Framing Fuller: The Drawing

Photo by Sonia Di Loreto, Courtesy of Houghton Library, Harvard University.

In the James Freeman Clarke Additional Papers, 1717-1889 (MS Am 1569.1). Houghton Library, Harvard University, and precisely in series IV, folder 152 (date 1835-1840), we find a drawing that has been considered a portrait of a young Margaret Fuller. In the finding aid it is described as "profile drawing of "SMF."

While James Freeman Clarke (April 8, 1810-June 8, 1888), was influential himself as a minister for the Unitarian church, a social reformist, author, among other titles to many living in New England, he owes much of his philosophy and education to his cousin, Margaret Fuller. During his days studying ministry at Harvard University, he would have long and often lively conversations with Fuller, which expanded his own view of the world.

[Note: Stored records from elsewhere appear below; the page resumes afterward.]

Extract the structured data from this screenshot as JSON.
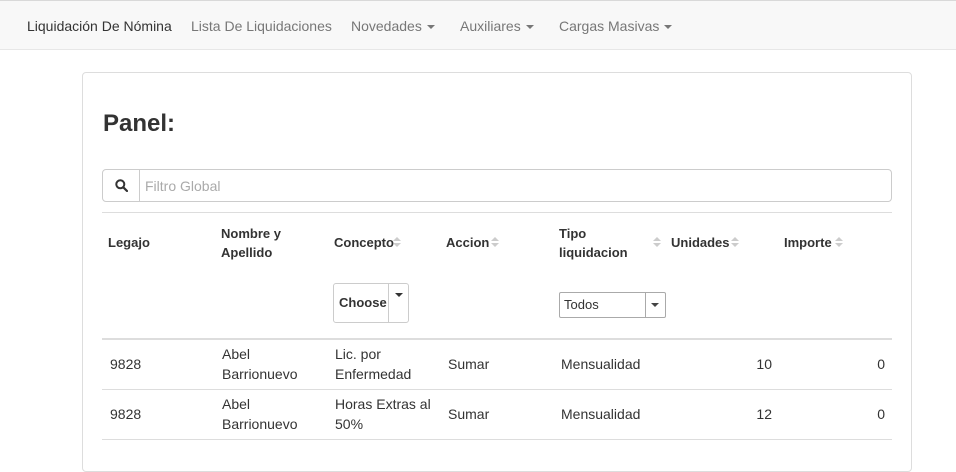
{
  "navbar": {
    "brand": "Liquidación De Nómina",
    "items": [
      {
        "label": "Lista De Liquidaciones",
        "dropdown": false
      },
      {
        "label": "Novedades",
        "dropdown": true
      },
      {
        "label": "Auxiliares",
        "dropdown": true
      },
      {
        "label": "Cargas Masivas",
        "dropdown": true
      }
    ]
  },
  "panel": {
    "title": "Panel:",
    "search": {
      "placeholder": "Filtro Global",
      "value": "",
      "icon": "search-icon"
    }
  },
  "table": {
    "columns": [
      {
        "key": "legajo",
        "label": "Legajo",
        "sortable": false
      },
      {
        "key": "nombre",
        "label": "Nombre y Apellido",
        "sortable": false
      },
      {
        "key": "concepto",
        "label": "Concepto",
        "sortable": true
      },
      {
        "key": "accion",
        "label": "Accion",
        "sortable": true
      },
      {
        "key": "tipo",
        "label": "Tipo liquidacion",
        "sortable": true
      },
      {
        "key": "unidades",
        "label": "Unidades",
        "sortable": true
      },
      {
        "key": "importe",
        "label": "Importe",
        "sortable": true
      }
    ],
    "filters": {
      "concepto": {
        "label": "Choose"
      },
      "tipo": {
        "selected": "Todos"
      }
    },
    "rows": [
      {
        "legajo": "9828",
        "nombre": "Abel Barrionuevo",
        "concepto": "Lic. por Enfermedad",
        "accion": "Sumar",
        "tipo": "Mensualidad",
        "unidades": "10",
        "importe": "0"
      },
      {
        "legajo": "9828",
        "nombre": "Abel Barrionuevo",
        "concepto": "Horas Extras al 50%",
        "accion": "Sumar",
        "tipo": "Mensualidad",
        "unidades": "12",
        "importe": "0"
      }
    ]
  },
  "colors": {
    "navbar_bg": "#f8f8f8",
    "border": "#dddddd",
    "text": "#333333",
    "nav_text": "#777777"
  }
}
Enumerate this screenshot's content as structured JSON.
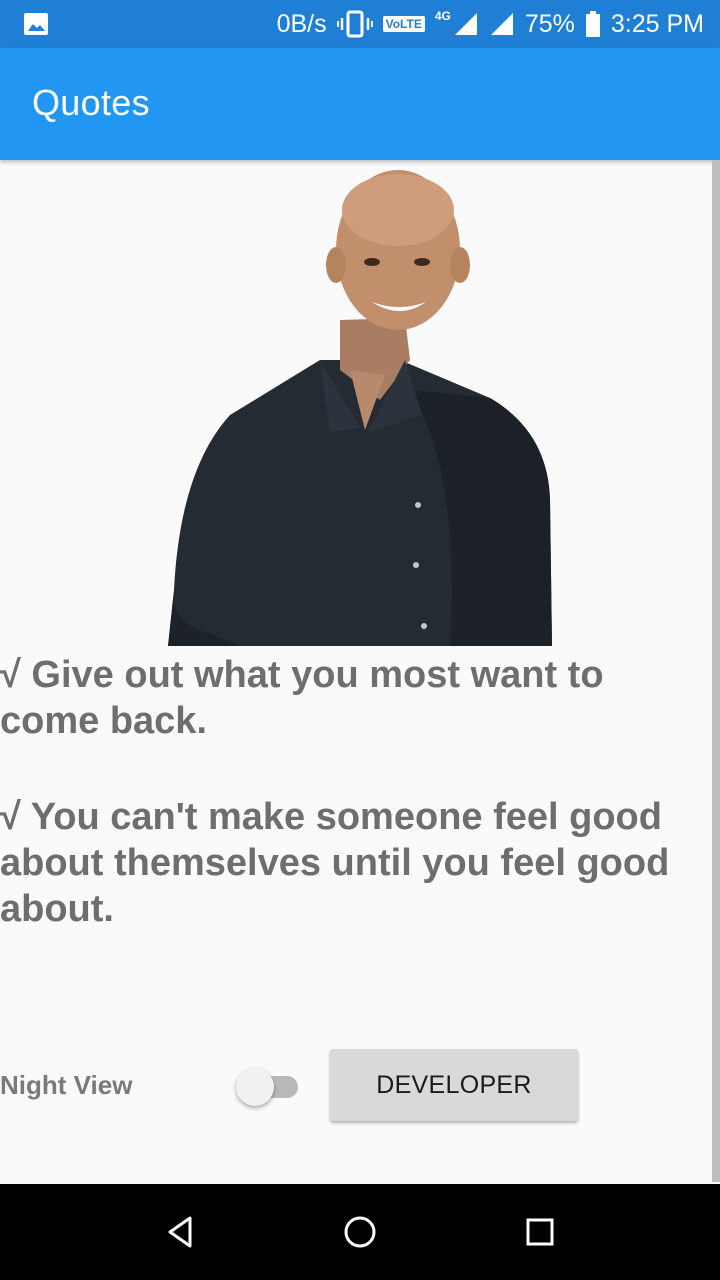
{
  "status_bar": {
    "speed": "0B/s",
    "volte": "VoLTE",
    "network": "4G",
    "battery": "75%",
    "time": "3:25 PM"
  },
  "app_bar": {
    "title": "Quotes"
  },
  "quotes": [
    "√ Give out what you most want to come back.",
    "√ You can't make someone feel good about themselves until you feel good about."
  ],
  "settings": {
    "night_view_label": "Night View",
    "night_view_enabled": false,
    "developer_button": "DEVELOPER"
  },
  "colors": {
    "status_bar": "#1f7fd4",
    "app_bar": "#2196f3",
    "quote_text": "#6e6e6e"
  },
  "icons": [
    "image-icon",
    "vibrate-icon",
    "signal-icon",
    "battery-icon",
    "back-icon",
    "home-icon",
    "recents-icon"
  ]
}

He would then go on to work as a Unitarian Minister, where he would invigorate nineteenth-century religious debates, and help to push for new fields of study in ministry and religion, that forefronted how identity, action, and the church could all intersect. His work, would also go on to have social and political influence, much of it carried out by Fuller and Clarke's other close friend, Ralph Waldo Emerson.

The brief note at the top of the page says: "This fits SMF's descrition about 1830-32. Perhaps AHC"